- 50% is based on time with the company.
- 50% is based on performance on a 0-4 scale.
The immediate question is, what’s the scale and how do I get the highest score? It breaks down like this:
- 0 — Fail. Terrible performance. Actually, you should have been fired already.
- 1 — Good. We have a high standard and you are in the ballpark it. This is painful to hear, but we will work with them to create a plan to get them back on track.
- 2 — Very Good. You are meeting our high standards for this position. A 2 means you are doing great work. This is the most common score.
- 3 — Excellent. You have done extraordinary work and leveled up your own skills as well as delivered an important project. Out of 15 team members, there are typically two or three that score a 3.
- 4 — Exceptional. You have not only leveled up yourself, but also driven the company forward in a substantial way. The bar is set very high to receive this score. We haven’t yet awarded a 4.
That’s the scale.
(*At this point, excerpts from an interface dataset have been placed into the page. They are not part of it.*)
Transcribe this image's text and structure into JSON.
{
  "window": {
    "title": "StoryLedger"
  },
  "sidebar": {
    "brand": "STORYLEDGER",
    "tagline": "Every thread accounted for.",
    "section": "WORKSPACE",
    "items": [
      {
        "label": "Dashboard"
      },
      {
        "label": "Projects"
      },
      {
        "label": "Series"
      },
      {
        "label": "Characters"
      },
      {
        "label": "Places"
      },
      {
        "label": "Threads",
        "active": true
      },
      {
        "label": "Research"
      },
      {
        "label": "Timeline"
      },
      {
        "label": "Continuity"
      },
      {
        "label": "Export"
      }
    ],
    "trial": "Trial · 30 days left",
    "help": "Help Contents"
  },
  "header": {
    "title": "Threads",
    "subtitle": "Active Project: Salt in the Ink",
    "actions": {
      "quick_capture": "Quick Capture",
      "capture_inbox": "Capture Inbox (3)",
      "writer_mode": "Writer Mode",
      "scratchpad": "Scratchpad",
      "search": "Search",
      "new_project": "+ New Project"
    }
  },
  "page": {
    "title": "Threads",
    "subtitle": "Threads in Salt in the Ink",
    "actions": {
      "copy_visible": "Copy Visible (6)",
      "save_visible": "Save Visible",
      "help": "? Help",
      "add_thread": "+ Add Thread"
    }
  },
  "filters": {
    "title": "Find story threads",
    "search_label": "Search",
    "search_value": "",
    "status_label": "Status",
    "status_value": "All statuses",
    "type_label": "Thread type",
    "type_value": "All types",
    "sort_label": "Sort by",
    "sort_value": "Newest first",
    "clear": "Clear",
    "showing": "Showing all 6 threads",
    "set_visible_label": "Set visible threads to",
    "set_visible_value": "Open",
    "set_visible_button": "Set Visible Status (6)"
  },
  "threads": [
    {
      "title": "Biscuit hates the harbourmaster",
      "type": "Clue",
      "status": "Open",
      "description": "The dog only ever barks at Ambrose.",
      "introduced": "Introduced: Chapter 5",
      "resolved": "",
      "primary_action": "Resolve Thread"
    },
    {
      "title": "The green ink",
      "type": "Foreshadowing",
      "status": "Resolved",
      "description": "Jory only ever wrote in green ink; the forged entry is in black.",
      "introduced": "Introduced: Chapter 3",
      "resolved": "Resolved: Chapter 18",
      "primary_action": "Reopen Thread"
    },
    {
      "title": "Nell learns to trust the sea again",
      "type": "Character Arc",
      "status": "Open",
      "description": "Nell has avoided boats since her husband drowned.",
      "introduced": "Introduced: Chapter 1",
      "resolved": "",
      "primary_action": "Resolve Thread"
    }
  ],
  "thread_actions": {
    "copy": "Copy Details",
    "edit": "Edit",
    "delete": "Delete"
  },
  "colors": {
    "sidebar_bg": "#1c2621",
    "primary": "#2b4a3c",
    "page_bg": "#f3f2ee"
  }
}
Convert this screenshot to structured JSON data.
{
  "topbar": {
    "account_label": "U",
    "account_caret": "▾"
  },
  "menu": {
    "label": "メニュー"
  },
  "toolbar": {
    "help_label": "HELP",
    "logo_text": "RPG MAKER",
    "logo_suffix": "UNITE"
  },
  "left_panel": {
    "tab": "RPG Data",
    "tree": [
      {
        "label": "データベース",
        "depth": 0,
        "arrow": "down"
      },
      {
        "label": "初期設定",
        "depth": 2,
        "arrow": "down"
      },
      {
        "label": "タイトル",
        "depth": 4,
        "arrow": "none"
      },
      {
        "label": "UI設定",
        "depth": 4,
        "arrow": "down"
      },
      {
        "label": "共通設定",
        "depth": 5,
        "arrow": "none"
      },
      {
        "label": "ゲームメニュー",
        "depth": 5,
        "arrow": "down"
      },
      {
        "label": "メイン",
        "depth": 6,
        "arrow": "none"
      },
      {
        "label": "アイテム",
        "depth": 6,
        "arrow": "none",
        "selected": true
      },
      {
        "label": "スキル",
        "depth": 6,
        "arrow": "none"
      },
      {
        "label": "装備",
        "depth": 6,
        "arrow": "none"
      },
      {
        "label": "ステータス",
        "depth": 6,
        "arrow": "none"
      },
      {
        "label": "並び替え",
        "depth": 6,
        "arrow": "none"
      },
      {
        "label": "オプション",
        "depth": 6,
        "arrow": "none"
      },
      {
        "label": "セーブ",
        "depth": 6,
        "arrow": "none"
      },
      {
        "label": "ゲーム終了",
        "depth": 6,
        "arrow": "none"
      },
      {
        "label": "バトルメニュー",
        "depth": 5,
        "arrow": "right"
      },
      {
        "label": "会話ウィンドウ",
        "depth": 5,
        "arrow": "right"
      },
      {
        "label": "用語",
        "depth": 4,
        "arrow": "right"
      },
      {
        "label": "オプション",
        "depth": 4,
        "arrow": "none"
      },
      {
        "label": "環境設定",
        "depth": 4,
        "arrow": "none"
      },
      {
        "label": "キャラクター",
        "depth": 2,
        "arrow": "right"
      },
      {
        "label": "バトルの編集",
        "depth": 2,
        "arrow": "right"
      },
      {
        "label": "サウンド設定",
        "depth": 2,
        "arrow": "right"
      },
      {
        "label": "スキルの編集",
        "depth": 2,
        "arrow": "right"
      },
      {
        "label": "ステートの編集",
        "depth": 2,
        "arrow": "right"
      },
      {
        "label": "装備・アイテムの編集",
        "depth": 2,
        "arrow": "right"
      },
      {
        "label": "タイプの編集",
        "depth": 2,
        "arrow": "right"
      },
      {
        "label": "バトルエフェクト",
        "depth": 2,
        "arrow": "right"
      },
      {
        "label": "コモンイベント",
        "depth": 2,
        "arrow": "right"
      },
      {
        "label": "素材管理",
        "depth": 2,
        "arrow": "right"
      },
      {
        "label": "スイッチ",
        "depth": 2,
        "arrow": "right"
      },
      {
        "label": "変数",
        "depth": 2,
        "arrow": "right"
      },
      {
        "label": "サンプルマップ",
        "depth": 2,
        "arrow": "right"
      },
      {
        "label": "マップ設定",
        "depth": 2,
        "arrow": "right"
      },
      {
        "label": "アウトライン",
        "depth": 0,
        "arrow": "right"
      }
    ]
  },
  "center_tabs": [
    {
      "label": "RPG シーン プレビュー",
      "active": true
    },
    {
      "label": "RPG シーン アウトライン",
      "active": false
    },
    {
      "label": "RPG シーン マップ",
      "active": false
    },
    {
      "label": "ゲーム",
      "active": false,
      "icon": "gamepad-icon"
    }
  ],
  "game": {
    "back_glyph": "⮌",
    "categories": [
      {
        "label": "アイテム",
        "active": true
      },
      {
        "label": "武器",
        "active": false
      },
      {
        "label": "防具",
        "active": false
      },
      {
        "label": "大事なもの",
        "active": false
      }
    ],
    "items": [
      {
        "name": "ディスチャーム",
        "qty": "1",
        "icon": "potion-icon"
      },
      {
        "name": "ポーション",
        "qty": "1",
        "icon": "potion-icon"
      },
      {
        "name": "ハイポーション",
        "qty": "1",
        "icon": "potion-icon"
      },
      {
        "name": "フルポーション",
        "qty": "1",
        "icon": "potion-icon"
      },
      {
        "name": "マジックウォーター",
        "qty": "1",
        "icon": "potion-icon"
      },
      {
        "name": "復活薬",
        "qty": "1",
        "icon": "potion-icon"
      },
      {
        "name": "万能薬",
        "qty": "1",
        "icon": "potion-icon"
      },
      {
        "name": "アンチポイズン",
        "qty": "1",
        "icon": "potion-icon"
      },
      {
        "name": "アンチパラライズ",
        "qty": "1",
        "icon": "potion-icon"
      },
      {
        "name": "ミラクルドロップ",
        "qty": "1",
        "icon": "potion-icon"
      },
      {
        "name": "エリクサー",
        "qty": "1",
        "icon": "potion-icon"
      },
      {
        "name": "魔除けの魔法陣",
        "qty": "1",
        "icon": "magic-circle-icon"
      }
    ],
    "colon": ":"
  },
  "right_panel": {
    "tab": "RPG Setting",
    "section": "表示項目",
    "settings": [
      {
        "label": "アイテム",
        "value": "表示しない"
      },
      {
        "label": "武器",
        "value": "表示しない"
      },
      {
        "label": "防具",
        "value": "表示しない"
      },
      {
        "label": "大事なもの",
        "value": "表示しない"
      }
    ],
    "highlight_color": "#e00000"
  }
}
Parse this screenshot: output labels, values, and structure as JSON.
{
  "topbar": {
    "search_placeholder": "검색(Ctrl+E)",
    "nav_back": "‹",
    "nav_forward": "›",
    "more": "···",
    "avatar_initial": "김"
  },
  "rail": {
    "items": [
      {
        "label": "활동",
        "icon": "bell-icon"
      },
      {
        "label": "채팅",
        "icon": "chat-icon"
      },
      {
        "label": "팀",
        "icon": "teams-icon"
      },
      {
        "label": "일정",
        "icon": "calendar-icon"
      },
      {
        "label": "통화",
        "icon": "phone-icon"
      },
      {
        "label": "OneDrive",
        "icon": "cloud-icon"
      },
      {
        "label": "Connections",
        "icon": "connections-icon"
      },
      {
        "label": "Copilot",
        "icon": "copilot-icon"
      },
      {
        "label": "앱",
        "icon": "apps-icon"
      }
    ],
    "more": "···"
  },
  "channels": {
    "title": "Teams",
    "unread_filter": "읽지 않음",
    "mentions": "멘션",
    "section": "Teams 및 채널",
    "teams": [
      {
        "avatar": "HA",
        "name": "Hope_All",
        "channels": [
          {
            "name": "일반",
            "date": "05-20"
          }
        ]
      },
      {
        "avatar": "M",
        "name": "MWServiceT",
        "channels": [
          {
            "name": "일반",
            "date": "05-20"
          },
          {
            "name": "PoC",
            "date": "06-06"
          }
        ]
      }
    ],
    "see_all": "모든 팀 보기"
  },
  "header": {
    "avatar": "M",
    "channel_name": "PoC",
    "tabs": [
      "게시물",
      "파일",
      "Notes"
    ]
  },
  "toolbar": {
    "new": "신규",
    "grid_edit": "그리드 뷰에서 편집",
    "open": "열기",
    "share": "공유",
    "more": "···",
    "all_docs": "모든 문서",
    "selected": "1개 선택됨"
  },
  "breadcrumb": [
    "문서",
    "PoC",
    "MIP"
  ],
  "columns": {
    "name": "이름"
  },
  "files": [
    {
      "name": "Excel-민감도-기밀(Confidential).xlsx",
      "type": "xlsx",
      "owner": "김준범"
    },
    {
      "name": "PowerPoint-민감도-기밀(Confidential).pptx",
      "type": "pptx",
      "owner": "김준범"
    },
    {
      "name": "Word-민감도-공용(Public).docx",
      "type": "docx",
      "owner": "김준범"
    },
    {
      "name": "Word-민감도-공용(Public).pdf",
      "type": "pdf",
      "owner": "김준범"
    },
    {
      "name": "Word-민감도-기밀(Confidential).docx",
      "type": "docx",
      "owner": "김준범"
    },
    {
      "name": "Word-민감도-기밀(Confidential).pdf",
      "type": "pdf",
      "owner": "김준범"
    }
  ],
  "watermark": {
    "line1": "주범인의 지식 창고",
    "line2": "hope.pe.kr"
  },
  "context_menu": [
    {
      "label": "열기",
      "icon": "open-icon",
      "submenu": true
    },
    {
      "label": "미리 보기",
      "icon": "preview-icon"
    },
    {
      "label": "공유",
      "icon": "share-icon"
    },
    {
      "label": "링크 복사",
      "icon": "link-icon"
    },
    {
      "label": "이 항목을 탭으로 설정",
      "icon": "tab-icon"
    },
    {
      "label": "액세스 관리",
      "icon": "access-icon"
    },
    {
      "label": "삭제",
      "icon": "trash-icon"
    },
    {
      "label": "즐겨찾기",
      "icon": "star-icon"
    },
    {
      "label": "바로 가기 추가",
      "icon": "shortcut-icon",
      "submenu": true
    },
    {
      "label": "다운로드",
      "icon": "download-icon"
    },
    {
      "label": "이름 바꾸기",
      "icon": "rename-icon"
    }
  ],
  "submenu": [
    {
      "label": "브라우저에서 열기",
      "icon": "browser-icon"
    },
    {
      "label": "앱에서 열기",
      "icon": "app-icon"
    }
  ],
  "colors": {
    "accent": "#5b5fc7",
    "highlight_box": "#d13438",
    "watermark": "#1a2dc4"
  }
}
The most important thing is that every quarter every team member knows where they stand and has time to improve their performance before the next bi-annual profit sharing or bonus distribution.
The formula is then the total pool (say $100,000) divided into two buckets: time with the company ($50,000) and performance ($50,000). Then all the total days with the company and performance scores are divided from their respective buckets to get a value for each day and performance point.
We expect everyone on the team to start making meaningful contributions immediately. Because of that we don’t require waiting any period until you are able to participate. That said it wouldn’t be fair to get the full value of performance points if you just joined for a portion of the 6-month period. So the last step is to multiply each number by the percentage of the period each person worked. For most that is 100%, but for anyone new that will be a smaller percentage.
How does profit get calculated?
We divide our profit (revenue-expenses) into a few buckets: taxes, cash-on-hand for innovation and growth, and profit for distribution. Profit for distribution is then divided between three groups:
30% — Team profit sharing, including senior leadership bonuses (2% for leading each of the 5 major functions) - nobody is in this bucket the moment, will not trigger until we are further along at scale.
70% — Investor distributions
With 30% of profit for distribution going to employees, each member can see how their daily decisions affect their own profit sharing checks.
Salary is not a factor
One key difference between our system and most other profit sharing systems we’ve seen is that we don’t account for salary. Our theory is that salary is a reflection of your market value and not exactly your value to the company. A higher market value such as an engineer versus a customer support team member is already reflected in salary, so we don’t need to account for it again in profit sharing.
Spend like it’s your money
A year ago someone on the team suggested going to Greece instead of Vilnius for our winter team retreat. We thought it was a great idea and started to price it out.
The estimate for Vilnius came back at $20,000. Greece was closer to $40,000. We asked the team and everyone said, “Vilnius is great. Let’s save $20,000.
Another time someone accidentally left an extra server running, which cost about $1,000 for the month. Once it was discovered and shut off the message from the team was clear, “It’s not a big deal in the grand scheme of things, but please be careful. It’s our money.”
Senior Leadership bonuses
As part of this we have 10% allocated for bonuses for leadership. This is based on quarterly goals each leader sets and the percentage they hit during that period. They also receive their share of the team profit sharing.
So if a leader set 10 goals for themselves and their team each quarter they would receive their share of the total based on goals completed. So with 5 leaders they would each have a pool of 2% of the profit for distribution. Then if they complete 7/10 goals in the first quarter and 8/10 in the second quarter they would receive 75% (15/20) of the pool they are eligible for.
This is a simple system that is decently effective. It rewards smart goal-setting and peer pressure from other leaders ensuring that you don’t set unambitious goals you are guaranteed to hit.